Dataset excerpts START

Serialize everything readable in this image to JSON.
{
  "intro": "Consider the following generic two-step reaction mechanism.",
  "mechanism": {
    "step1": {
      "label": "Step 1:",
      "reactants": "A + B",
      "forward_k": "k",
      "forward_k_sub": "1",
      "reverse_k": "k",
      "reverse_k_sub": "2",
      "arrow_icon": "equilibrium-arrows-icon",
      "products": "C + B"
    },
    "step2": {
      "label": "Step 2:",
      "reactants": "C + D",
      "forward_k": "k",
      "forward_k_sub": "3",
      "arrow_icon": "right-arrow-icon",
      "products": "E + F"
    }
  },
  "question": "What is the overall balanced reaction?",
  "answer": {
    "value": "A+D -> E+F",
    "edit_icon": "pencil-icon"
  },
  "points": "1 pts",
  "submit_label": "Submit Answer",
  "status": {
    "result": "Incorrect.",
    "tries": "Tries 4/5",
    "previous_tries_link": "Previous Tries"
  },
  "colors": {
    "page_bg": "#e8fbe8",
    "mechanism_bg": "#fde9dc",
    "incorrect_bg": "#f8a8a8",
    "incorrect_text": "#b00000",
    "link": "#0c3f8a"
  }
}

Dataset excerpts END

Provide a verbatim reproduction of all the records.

■ **Exercise answer**:
Serialize everything readable in this image to JSON.
{
  "intro": "Consider the following generic two-step reaction mechanism.",
  "mechanism": {
    "step1": {
      "label": "Step 1:",
      "reactants": "A + B",
      "forward_k": "k",
      "forward_k_sub": "1",
      "reverse_k": "k",
      "reverse_k_sub": "2",
      "arrow_icon": "equilibrium-arrows-icon",
      "products": "C + B"
    },
    "step2": {
      "label": "Step 2:",
      "reactants": "C + D",
      "forward_k": "k",
      "forward_k_sub": "3",
      "arrow_icon": "right-arrow-icon",
      "products": "E + F"
    }
  },
  "question": "What is the overall balanced reaction?",
  "answer": {
    "value": "A+D -> E+F",
    "edit_icon": "pencil-icon"
  },
  "points": "1 pts",
  "submit_label": "Submit Answer",
  "status": {
    "result": "Incorrect.",
    "tries": "Tries 4/5",
    "previous_tries_link": "Previous Tries"
  },
  "colors": {
    "page_bg": "#e8fbe8",
    "mechanism_bg": "#fde9dc",
    "incorrect_bg": "#f8a8a8",
    "incorrect_text": "#b00000",
    "link": "#0c3f8a"
  }
}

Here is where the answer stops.